 Unless otherwise noted, Scripture quotations are from The Holy Bible, English Standard Version®, copyright © 2011 by Crossway Bibles, a publishing ministry of Good News Publishers. Used by permission. All rights reserved.
 http://www.authorama.com/essays-of-francis-bacon-50.html (accessed November 22, 2011).
 Cornelius Plantinga Jr., Not the Way It's Supposed to Be (Grand Rapids: Eerdmans, 1995), 115.
 Anne Lamott, Bird by Bird: Some Instructions on Writing and Life (New York: Anchor, 1995).
 Lamott's chapter title actually employs a word other than “shoddy,” but that is close enough; you get the idea.
 Lamott, Bird by Bird, 21.
 I am following Eugene Peterson and Ken Myers here. In a chapel lecture, Myers made this insightful observation about the effects of “efficient technology” on the life of the church following Peterson's lead. In particular, he pointed out that we should not seek to worship God efficiently as do many evangelicals today. See Ken Myers, ” The Counter-Cultural Imperative for Christian Disciplers” (lecture given at Southeastern Baptist Theological Seminary, Wake Forest, NC, March 26, 2009).
 See Anselm, An Address (Proslogion), in A Scholastic Miscellany: Anselm to Ockham (ed. Eugene R. Fairweather; Library of Christian Classics; Louisville: Westminster John Knox, 1956), 70.
 Bob Hoover, “David McCullough: America's Historian, Pittsburg Son,” Pittsburg Post-Gazette, n.p., http://www.post-gazette.com/books/20011230mccullough1230fnp2.asp (accessed April 14, 2009).
 Dennis Okholm, Monk Habits for Everyday People (Grand Rapids: Brazos, 2007), 40-41.
 Of course, pastors should also work hard to improve the effectiveness of their public ministry of the Word. This is not an “either/or” in pastoral ministry.
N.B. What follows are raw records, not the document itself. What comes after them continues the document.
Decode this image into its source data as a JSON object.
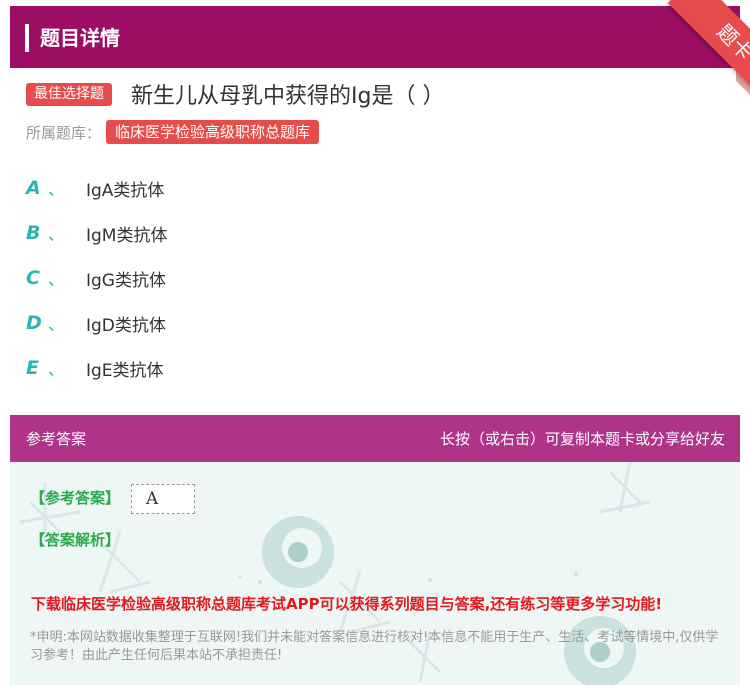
{
  "header": {
    "title": "题目详情"
  },
  "ribbon": {
    "label": "题卡"
  },
  "question": {
    "type_badge": "最佳选择题",
    "text": "新生儿从母乳中获得的Ig是（      ）",
    "bank_label": "所属题库：",
    "bank_name": "临床医学检验高级职称总题库"
  },
  "options": [
    {
      "letter": "A",
      "sep": "、",
      "text": "IgA类抗体"
    },
    {
      "letter": "B",
      "sep": "、",
      "text": "IgM类抗体"
    },
    {
      "letter": "C",
      "sep": "、",
      "text": "IgG类抗体"
    },
    {
      "letter": "D",
      "sep": "、",
      "text": "IgD类抗体"
    },
    {
      "letter": "E",
      "sep": "、",
      "text": "IgE类抗体"
    }
  ],
  "answer_bar": {
    "left": "参考答案",
    "right": "长按（或右击）可复制本题卡或分享给好友"
  },
  "answer": {
    "answer_label": "【参考答案】",
    "answer_value": "A",
    "analysis_label": "【答案解析】"
  },
  "promo": "下载临床医学检验高级职称总题库考试APP可以获得系列题目与答案,还有练习等更多学习功能!",
  "disclaimer": "*申明:本网站数据收集整理于互联网!我们并未能对答案信息进行核对!本信息不能用于生产、生活、考试等情境中,仅供学习参考！由此产生任何后果本站不承担责任!",
  "colors": {
    "header_bg": "#9b0e63",
    "answer_bar_bg": "#b0338a",
    "badge_red": "#e74c4c",
    "option_letter": "#2bb5b5",
    "answer_green": "#2daa4b",
    "promo_red": "#e3191d"
  }
}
The point here is to remain focused on what has been called the priority of the interior life.
 Peter Adam, Hearing God's Words: Exploring Biblical Spirituality (New Studies in Biblical Theology; Downers Grove: IVP, 2004), 47. The book is a helpful introduction to the spiritually formative value of hearing God's word as a spiritual discipline.
 Martin Luther, “Preface to the Wittenberg Edition of Luther's German Writings,” in Martin Luther's Basic Theological Writings (ed. Timothy F. Lull; Minneapolis: Fortress, 1989), 66 (italics mine).
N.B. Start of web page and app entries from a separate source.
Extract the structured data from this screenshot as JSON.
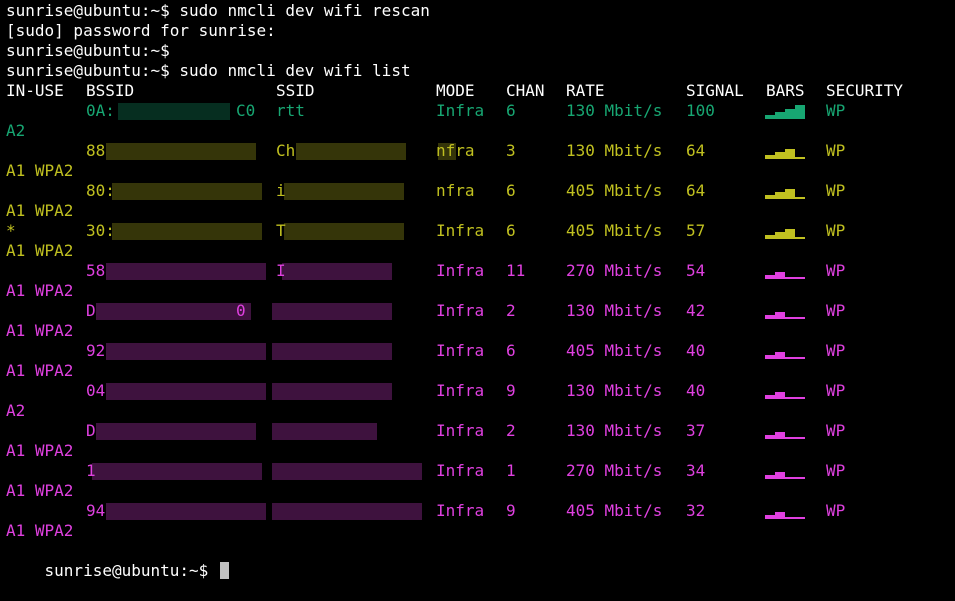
{
  "terminal": {
    "lines": [
      "sunrise@ubuntu:~$ sudo nmcli dev wifi rescan",
      "[sudo] password for sunrise:",
      "sunrise@ubuntu:~$",
      "sunrise@ubuntu:~$ sudo nmcli dev wifi list"
    ],
    "final_prompt": "sunrise@ubuntu:~$ "
  },
  "table": {
    "headers": {
      "in_use": "IN-USE",
      "bssid": "BSSID",
      "ssid": "SSID",
      "mode": "MODE",
      "chan": "CHAN",
      "rate": "RATE",
      "signal": "SIGNAL",
      "bars": "BARS",
      "security": "SECURITY"
    },
    "rows": [
      {
        "bssid": "0A:",
        "bssid_end": "C0",
        "ssid": "rtt",
        "mode": "Infra",
        "chan": "6",
        "rate": "130 Mbit/s",
        "signal": "100",
        "bars_level": 4,
        "security": "WP",
        "wrap": "A2",
        "in_use": "",
        "color": "#17a672"
      },
      {
        "bssid": "88",
        "bssid_end": "",
        "ssid": "Ch",
        "mode": "nfra",
        "chan": "3",
        "rate": "130 Mbit/s",
        "signal": "64",
        "bars_level": 3,
        "security": "WP",
        "wrap": "A1 WPA2",
        "in_use": "",
        "color": "#c0c020"
      },
      {
        "bssid": "80:",
        "bssid_end": "",
        "ssid": "i",
        "mode": "nfra",
        "chan": "6",
        "rate": "405 Mbit/s",
        "signal": "64",
        "bars_level": 3,
        "security": "WP",
        "wrap": "A1 WPA2",
        "in_use": "",
        "color": "#c0c020"
      },
      {
        "bssid": "30:",
        "bssid_end": "",
        "ssid": "T",
        "mode": "Infra",
        "chan": "6",
        "rate": "405 Mbit/s",
        "signal": "57",
        "bars_level": 3,
        "security": "WP",
        "wrap": "A1 WPA2",
        "in_use": "*",
        "color": "#c0c020"
      },
      {
        "bssid": "58",
        "bssid_end": "",
        "ssid": "I",
        "mode": "Infra",
        "chan": "11",
        "rate": "270 Mbit/s",
        "signal": "54",
        "bars_level": 2,
        "security": "WP",
        "wrap": "A1 WPA2",
        "in_use": "",
        "color": "#e040e0"
      },
      {
        "bssid": "D",
        "bssid_end": "0",
        "ssid": "",
        "mode": "Infra",
        "chan": "2",
        "rate": "130 Mbit/s",
        "signal": "42",
        "bars_level": 2,
        "security": "WP",
        "wrap": "A1 WPA2",
        "in_use": "",
        "color": "#e040e0"
      },
      {
        "bssid": "92",
        "bssid_end": "",
        "ssid": "",
        "mode": "Infra",
        "chan": "6",
        "rate": "405 Mbit/s",
        "signal": "40",
        "bars_level": 2,
        "security": "WP",
        "wrap": "A1 WPA2",
        "in_use": "",
        "color": "#e040e0"
      },
      {
        "bssid": "04",
        "bssid_end": "",
        "ssid": "",
        "mode": "Infra",
        "chan": "9",
        "rate": "130 Mbit/s",
        "signal": "40",
        "bars_level": 2,
        "security": "WP",
        "wrap": "A2",
        "in_use": "",
        "color": "#e040e0"
      },
      {
        "bssid": "D",
        "bssid_end": "",
        "ssid": "",
        "mode": "Infra",
        "chan": "2",
        "rate": "130 Mbit/s",
        "signal": "37",
        "bars_level": 2,
        "security": "WP",
        "wrap": "A1 WPA2",
        "in_use": "",
        "color": "#e040e0"
      },
      {
        "bssid": "1",
        "bssid_end": "",
        "ssid": "",
        "mode": "Infra",
        "chan": "1",
        "rate": "270 Mbit/s",
        "signal": "34",
        "bars_level": 2,
        "security": "WP",
        "wrap": "A1 WPA2",
        "in_use": "",
        "color": "#e040e0"
      },
      {
        "bssid": "94",
        "bssid_end": "",
        "ssid": "",
        "mode": "Infra",
        "chan": "9",
        "rate": "405 Mbit/s",
        "signal": "32",
        "bars_level": 2,
        "security": "WP",
        "wrap": "A1 WPA2",
        "in_use": "",
        "color": "#e040e0"
      }
    ]
  },
  "colors": {
    "background": "#000000",
    "text": "#ffffff",
    "strong": "#17a672",
    "medium": "#c0c020",
    "weak": "#e040e0",
    "bar_empty": "#3a3a3a",
    "cursor": "#c0c0c0"
  }
}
 Ibid. (italics mine).
 Donald Bloesch, The Crisis of Piety (Grand Rapids: Eerdmans, 1968), 63.
 Other than Scripture itself (especially Psalms), the two collections of prayers that have been most helpful to me are Arthur Bennett, ed.,The Valley of Vision: A Collection of Puritan Prayers and Devotions (Carlisle, PA: Banner of Truth, 2002) and The Book of Common Prayer.
 Augustine, The Trinity (trans. Edmund Hill; The Works of St. Augustine; Brooklyn: New City, 1991), 68. Thanks to Brian Daniels, my grading and research assistant, for pointing me to this insight in Augustine.
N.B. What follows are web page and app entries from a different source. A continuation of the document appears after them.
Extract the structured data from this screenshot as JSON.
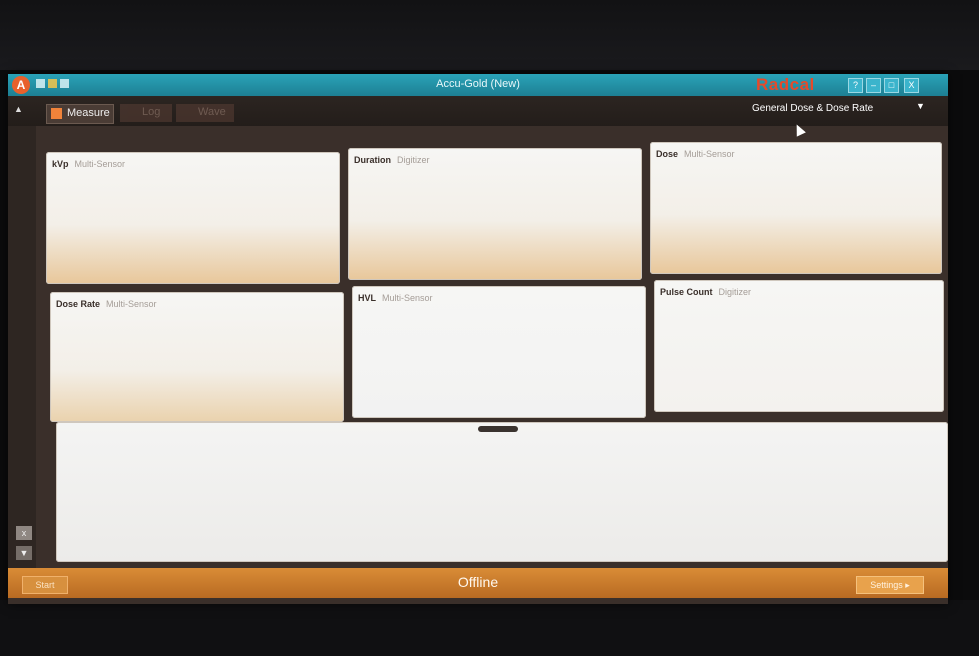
{
  "window": {
    "title": "Accu-Gold (New)",
    "brand": "Radcal",
    "help_label": "?",
    "min_label": "–",
    "max_label": "□",
    "close_label": "X"
  },
  "app_logo_label": "A",
  "ribbon": {
    "tabs": [
      {
        "label": "Measure"
      },
      {
        "label": "Log"
      },
      {
        "label": "Wave"
      }
    ],
    "preset": "General Dose & Dose Rate"
  },
  "panels": [
    {
      "name": "kVp",
      "source": "Multi-Sensor"
    },
    {
      "name": "Duration",
      "source": "Digitizer"
    },
    {
      "name": "Dose",
      "source": "Multi-Sensor"
    },
    {
      "name": "Dose Rate",
      "source": "Multi-Sensor"
    },
    {
      "name": "HVL",
      "source": "Multi-Sensor"
    },
    {
      "name": "Pulse Count",
      "source": "Digitizer"
    }
  ],
  "sidebar": {
    "close_label": "x",
    "down_label": "▼"
  },
  "statusbar": {
    "start_label": "Start",
    "status": "Offline",
    "settings_label": "Settings ▸"
  }
}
 C. S. Lewis, “Learning in War-Time,” in The Weight of Glory (San Francisco: HarperCollins, 2001), 47-63.
 Ibid., 49.